Wednesday, November 29, 2006
The Ewwww! Factor
Let me toss a list your way and see if you can figure out the connection among these items:
* Michael Jackson
* Michael Richards
* The proposed O.J. Simpson book
* The Republican Party
* Pee Wee Herman
Quite simply, if you asked my teen-aged children or their friends about any of the above, one of the first words you'd be likely to hear is "Ewwww!"
"Ewwww!" is a very special term. It doesn't connote dislike. It expresses disgust. Complete and utter disgust.
Someone vomited on the school floor? Ewwww!
That kid who never used deodorant in junior high school? Ewwww!
The creepy teacher who looks at girls the wrong way? Double Ewwww!
The thing about "Ewwww!" is that, for all practical purposes, it is a final verdict. Once something is "Ewwww!", it never turns around and becomes "Cool" or "Cute".
In other words, once you've hit the "Ewwww!" point, you're toast.
Just ask the Republican Party in the wake of Congressional Page scandals or Michael Richards after his very un-Kramereque racial diatribe.
People can bounce back from dislike or even distrust. But not Ewwww!
Having spent years in Upstate New York, my wife and I were spoiled by shopping at the wonderful Wegman's grocery chain. Now, we live outside Chicago and dislike our area groceries. But we shop there. One day, however, we visited a store that had dirty floors and unkempt displays.
We left and never returned. And never will. That's the way it is with Ewwww!
You're probably wondering what this has to do with investing. My hunch is that it might be quite relevant.
You see, we are hard-wired to experience disgust. The facial expressions that express disgust in one culture are universally recognized in other cultures. And many of the things that disgust us also disgust people around the world: from feces to spoiled food.
It makes evolutionary sense. Memories of disgusting experiences keep us away from what is bad for us. Some of the earliest studies of single-trial learning in animals (i.e., learning that does not require repeated practice) tested memory for disgusting food. It appears that dogs and mice have their own versions of Ewwww!
What makes humans different is that they can attach disgust to social experiences, not just physical stimuli. That means that companies and their products can evoke the Ewwww! response. And that means that we have an interesting pairs trading strategy: short the Ewwww! stock and go long the correlated, acceptable company.
If I had listened to my kids and their friends, for example, I'd be short Wal-Mart ("Ewwww!") and long Target (see above). No one, but no one, among their peer group would be caught dead in Wal-Mart.
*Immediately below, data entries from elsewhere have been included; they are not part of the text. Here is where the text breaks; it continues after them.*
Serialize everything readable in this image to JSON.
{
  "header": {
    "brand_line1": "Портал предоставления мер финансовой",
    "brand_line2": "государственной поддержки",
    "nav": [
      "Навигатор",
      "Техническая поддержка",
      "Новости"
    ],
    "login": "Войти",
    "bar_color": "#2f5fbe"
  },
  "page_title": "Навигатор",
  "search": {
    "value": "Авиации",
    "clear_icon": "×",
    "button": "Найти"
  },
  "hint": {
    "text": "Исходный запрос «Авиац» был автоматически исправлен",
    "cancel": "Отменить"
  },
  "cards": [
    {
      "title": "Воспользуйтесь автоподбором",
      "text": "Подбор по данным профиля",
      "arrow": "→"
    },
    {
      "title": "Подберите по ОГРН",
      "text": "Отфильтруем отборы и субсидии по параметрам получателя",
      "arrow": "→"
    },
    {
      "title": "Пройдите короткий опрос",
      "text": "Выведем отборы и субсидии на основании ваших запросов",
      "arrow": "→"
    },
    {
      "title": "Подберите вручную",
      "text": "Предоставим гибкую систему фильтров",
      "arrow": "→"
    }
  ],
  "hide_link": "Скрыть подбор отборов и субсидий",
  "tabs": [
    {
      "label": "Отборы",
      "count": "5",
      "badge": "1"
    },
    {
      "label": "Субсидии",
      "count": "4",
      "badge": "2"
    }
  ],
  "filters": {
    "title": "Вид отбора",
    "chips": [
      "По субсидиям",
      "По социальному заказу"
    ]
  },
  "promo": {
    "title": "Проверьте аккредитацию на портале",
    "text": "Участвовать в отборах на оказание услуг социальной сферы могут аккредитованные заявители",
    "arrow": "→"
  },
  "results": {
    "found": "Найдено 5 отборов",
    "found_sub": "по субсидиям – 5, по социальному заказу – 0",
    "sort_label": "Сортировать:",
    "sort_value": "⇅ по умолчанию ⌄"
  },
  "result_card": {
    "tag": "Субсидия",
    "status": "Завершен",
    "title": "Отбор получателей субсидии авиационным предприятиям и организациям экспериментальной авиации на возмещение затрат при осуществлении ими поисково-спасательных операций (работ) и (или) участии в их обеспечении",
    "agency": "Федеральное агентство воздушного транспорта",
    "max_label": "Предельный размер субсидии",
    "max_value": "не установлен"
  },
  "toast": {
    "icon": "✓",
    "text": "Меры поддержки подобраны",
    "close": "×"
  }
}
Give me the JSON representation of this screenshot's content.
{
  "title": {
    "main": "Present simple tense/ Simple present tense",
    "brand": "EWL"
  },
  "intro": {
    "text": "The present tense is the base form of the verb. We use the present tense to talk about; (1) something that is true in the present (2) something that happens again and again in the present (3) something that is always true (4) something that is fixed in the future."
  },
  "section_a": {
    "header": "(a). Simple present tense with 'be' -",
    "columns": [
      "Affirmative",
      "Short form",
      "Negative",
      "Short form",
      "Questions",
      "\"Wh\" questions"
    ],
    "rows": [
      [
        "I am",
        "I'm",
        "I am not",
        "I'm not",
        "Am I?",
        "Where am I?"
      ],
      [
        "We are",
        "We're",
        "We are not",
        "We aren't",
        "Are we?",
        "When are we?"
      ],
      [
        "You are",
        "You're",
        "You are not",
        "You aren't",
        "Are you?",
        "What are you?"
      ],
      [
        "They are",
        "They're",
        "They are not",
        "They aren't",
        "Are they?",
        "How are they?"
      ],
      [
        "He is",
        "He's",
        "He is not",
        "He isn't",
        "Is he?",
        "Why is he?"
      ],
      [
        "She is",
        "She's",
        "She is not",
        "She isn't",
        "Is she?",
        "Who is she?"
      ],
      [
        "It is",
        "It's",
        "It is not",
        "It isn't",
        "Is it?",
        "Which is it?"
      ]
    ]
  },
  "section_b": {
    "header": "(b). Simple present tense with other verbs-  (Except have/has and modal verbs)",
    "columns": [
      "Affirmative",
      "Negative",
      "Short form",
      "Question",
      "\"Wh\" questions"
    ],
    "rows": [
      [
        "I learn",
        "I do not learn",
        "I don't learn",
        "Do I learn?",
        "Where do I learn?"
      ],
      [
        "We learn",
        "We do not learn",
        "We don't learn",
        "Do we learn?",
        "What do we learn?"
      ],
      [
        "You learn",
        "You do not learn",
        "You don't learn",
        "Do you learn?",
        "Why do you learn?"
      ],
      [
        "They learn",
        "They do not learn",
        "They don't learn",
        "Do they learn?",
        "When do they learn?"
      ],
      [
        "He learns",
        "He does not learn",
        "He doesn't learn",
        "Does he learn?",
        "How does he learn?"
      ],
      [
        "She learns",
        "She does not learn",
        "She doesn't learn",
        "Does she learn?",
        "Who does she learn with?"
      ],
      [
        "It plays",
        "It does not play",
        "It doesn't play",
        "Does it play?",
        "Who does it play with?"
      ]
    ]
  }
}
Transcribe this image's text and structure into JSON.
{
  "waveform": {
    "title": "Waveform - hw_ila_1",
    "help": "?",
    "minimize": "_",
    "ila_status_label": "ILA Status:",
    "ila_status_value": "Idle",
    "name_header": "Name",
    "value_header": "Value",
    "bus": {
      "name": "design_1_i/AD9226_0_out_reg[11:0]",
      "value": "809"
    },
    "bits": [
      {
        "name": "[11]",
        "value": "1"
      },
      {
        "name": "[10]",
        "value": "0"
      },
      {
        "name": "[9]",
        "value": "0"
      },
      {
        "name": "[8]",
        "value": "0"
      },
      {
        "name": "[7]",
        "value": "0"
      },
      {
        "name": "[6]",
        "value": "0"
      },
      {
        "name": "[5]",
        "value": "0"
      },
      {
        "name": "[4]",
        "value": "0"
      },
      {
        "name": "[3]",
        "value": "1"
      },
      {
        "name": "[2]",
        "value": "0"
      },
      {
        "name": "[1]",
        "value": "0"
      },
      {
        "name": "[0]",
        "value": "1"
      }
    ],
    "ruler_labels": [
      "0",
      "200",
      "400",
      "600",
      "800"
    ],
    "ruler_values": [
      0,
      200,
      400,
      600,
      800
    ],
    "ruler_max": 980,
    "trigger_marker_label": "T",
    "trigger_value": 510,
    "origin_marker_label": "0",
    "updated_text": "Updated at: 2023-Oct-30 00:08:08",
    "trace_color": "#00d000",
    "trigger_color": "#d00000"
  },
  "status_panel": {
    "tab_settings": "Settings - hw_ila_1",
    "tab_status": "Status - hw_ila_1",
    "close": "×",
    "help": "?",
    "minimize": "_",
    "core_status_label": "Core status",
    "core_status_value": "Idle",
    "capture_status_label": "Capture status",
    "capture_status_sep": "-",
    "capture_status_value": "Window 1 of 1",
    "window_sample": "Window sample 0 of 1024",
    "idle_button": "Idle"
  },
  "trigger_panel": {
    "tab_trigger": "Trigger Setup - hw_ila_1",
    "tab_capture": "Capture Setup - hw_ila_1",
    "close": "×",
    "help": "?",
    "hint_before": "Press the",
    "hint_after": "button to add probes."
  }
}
But Target? Those Choxie candies are cute...and how about those flip-flops on sale?
Come to think of it, the Ewwww! factor would have long ago had me short the American autos ("Ewwww!") and long Toyota/Lexus.
And I'd have been short Dell ("Fire in my laptop??? Ewwww!") and long H-P.
The great thing about "Ewwww!" is that, because it's hard-wired, it doesn't turn around in a day, week, month, or even year. Sometimes it doesn't turn around ever.
I guess you could say the "Ewwww!" factor is the opposite of Warren Buffet's investment strategy. He would have you buy the companies you directly experience, understand, and really like. Trading by "Ewwww!" has you shorting what people absolutely can't stand and buying its favored alternative.
Just the other day, we stopped off at a local eatery known for its fresh fast food.
Earlier, we had passed a McDonald's, and I offered to stop. Daughter's verdict: "Ewwww!"
No longer cool to be part of the "fast food nation".
Another family trip, another investment idea percolating.